In conclusion, those who trust in the LORD and His Word are truly the ones who are blessed. They are daily strengthened and enriched by the LORD. They are known as the righteous, not because of their own merit or works to try to appease God and make themselves acceptable to Him. Rather, they are known as the righteous because they have called upon the LORD for His mercy and are depending upon the sufficiency of Jesus Christ and His substitutionary death on the cross to make them acceptable to God. They are the ones who are acceptable to God because they are the objects of God’s mercy and grace. Even a self righteous Pharisee by the name of Saul of Tarsus learned this important truth and lesson. He said: “More than that, I count all things to be loss in view of the surpassing value of knowing Christ Jesus my Lord, for whom I have suffered the loss of all things, and count them but rubbish in order that I may gain Christ, and may be found in Him, not having a righteousness of my own derived from the Law, but that which is through faith in Christ, the righteousness which comes from God on the basis of faith.” (Philippians 3:8-9) What a transformation! Saul of Tarsus became the Apostle Paul; a trophy of grace.

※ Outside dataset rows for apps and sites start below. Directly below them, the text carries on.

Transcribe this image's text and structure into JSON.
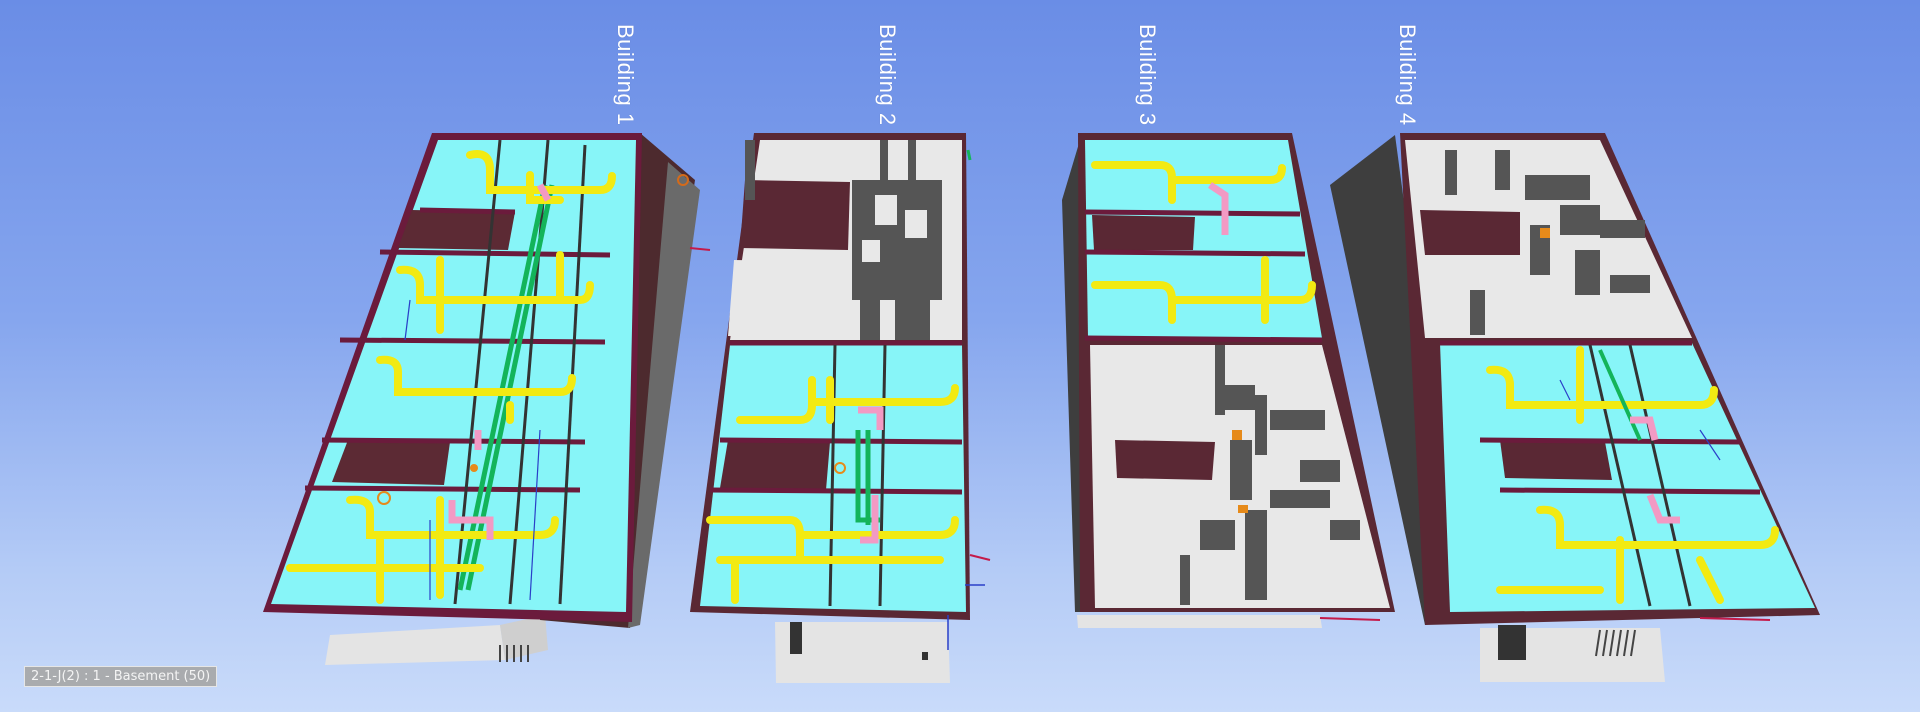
{
  "viewport": {
    "buildings": [
      {
        "label": "Building 1"
      },
      {
        "label": "Building 2"
      },
      {
        "label": "Building 3"
      },
      {
        "label": "Building 4"
      }
    ],
    "status_text": "2-1-J(2) : 1 - Basement (50)"
  },
  "colors": {
    "floor": "#87f5f8",
    "wall_top": "#6b1b3c",
    "wall_side": "#4a2a2d",
    "empty_floor": "#e8e8e8",
    "partition": "#555555",
    "duct_yellow": "#f2ea12",
    "pipe_green": "#13b45a",
    "duct_pink": "#f29ac4",
    "accent_orange": "#e68a1a"
  }
}
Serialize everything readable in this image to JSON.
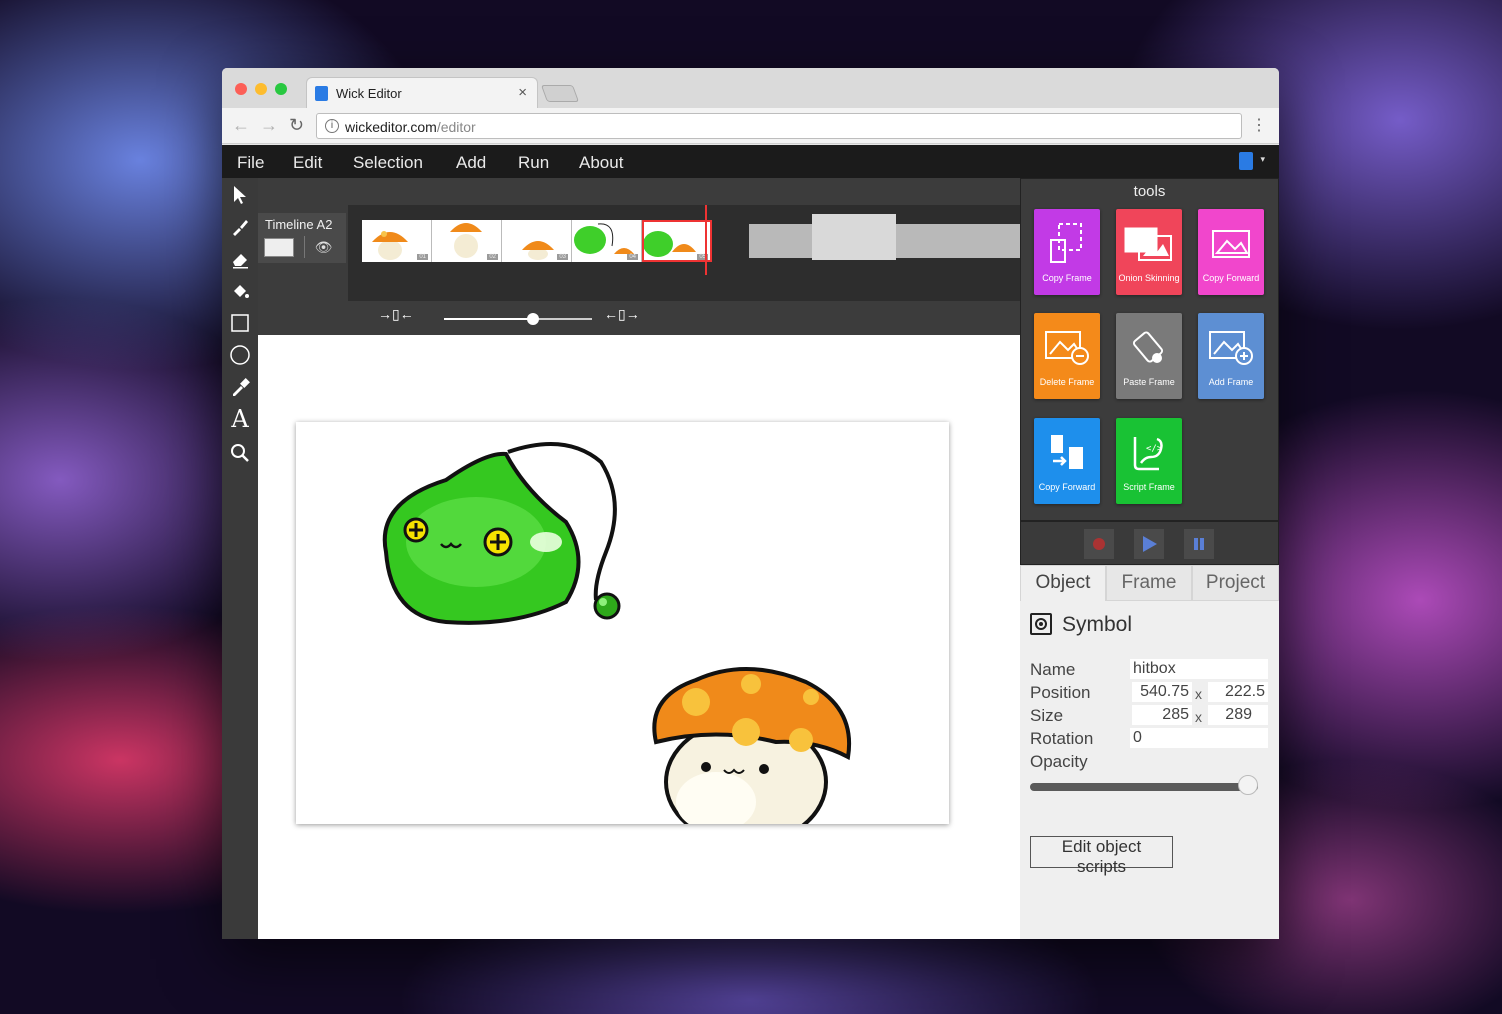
{
  "browser": {
    "tab_title": "Wick Editor",
    "tab_close": "×",
    "url_domain": "wickeditor.com",
    "url_path": "/editor",
    "back": "←",
    "forward": "→",
    "reload": "↻",
    "info": "i",
    "kebab": "⋮"
  },
  "menu": {
    "items": [
      "File",
      "Edit",
      "Selection",
      "Add",
      "Run",
      "About"
    ],
    "caret": "▾"
  },
  "toolbar": {
    "tools": [
      "cursor-icon",
      "brush-icon",
      "eraser-icon",
      "fill-bucket-icon",
      "rectangle-icon",
      "ellipse-icon",
      "eyedropper-icon",
      "text-icon",
      "zoom-icon"
    ],
    "text_tool_glyph": "A"
  },
  "timeline": {
    "layer_name": "Timeline A2",
    "eye_glyph": "👁",
    "frames": [
      {
        "num": "01"
      },
      {
        "num": "02"
      },
      {
        "num": "03"
      },
      {
        "num": "04"
      },
      {
        "num": "05"
      }
    ],
    "selected_frame": 5,
    "zoom_level": 0.6,
    "zoom_left_glyph": "→▯←",
    "zoom_right_glyph": "←▯→"
  },
  "tools_panel": {
    "title": "tools",
    "buttons": [
      {
        "label": "Copy Frame",
        "color": "#c23ae6",
        "icon": "copy-frame-icon"
      },
      {
        "label": "Onion Skinning",
        "color": "#f0455a",
        "icon": "onion-skin-icon"
      },
      {
        "label": "Copy Forward",
        "color": "#f146cc",
        "icon": "copy-forward-image-icon"
      },
      {
        "label": "Delete Frame",
        "color": "#f48a1a",
        "icon": "delete-frame-icon"
      },
      {
        "label": "Paste Frame",
        "color": "#7a7a7a",
        "icon": "paste-frame-icon"
      },
      {
        "label": "Add Frame",
        "color": "#5d8fd3",
        "icon": "add-frame-icon"
      },
      {
        "label": "Copy Forward",
        "color": "#1e8fec",
        "icon": "copy-forward-icon"
      },
      {
        "label": "Script Frame",
        "color": "#19c234",
        "icon": "script-frame-icon"
      }
    ]
  },
  "player": {
    "record_color": "#a33",
    "play_color": "#5a7fd6",
    "pause_color": "#5a7fd6"
  },
  "inspector": {
    "tabs": [
      "Object",
      "Frame",
      "Project"
    ],
    "active_tab": "Object",
    "type_label": "Symbol",
    "name_label": "Name",
    "name_value": "hitbox",
    "position_label": "Position",
    "position_x": "540.75",
    "position_y": "222.5",
    "size_label": "Size",
    "size_w": "285",
    "size_h": "289",
    "rotation_label": "Rotation",
    "rotation_value": "0",
    "opacity_label": "Opacity",
    "opacity_value": 1.0,
    "x_sep": "x",
    "edit_scripts": "Edit object scripts"
  }
}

The righteous live differently than those who do not know God. They have an inner desire to know God better and understand His truth. They are individuals who delight in the Word of God and have the Spirit of God progressively transforming and changing them into beings who bring forth the qualities of character (Fruit) that are pleasing to God. They are the ones who have stability and strength; enabling them to face the demands and difficulties of life. They are the ones who look forward to eternity, knowing that it holds splendor and riches that far surpass the things of this world. As Paul stated: “Things which eye has not seen and ear has not heard, and which have not entered the heart of man, all that God has prepared for those who love Him.” (I Corinthians 2:9) No wonder the psalmist states in Psalm 1 that the people of God are so blessed. Truly, they are blessed indeed. Those who trust in the Lord and His Word have a firm foundation for this world as well as for the life yet to come. 

“How firm a foundation, ye saints of the Lord,

Is laid for your faith in His excellent Word!

What more can He say than to you He hath said,

To you who for refuge to Jesus have fled?’

Rippon’s Selection of Hymns 1787

Soli Deo Gloria!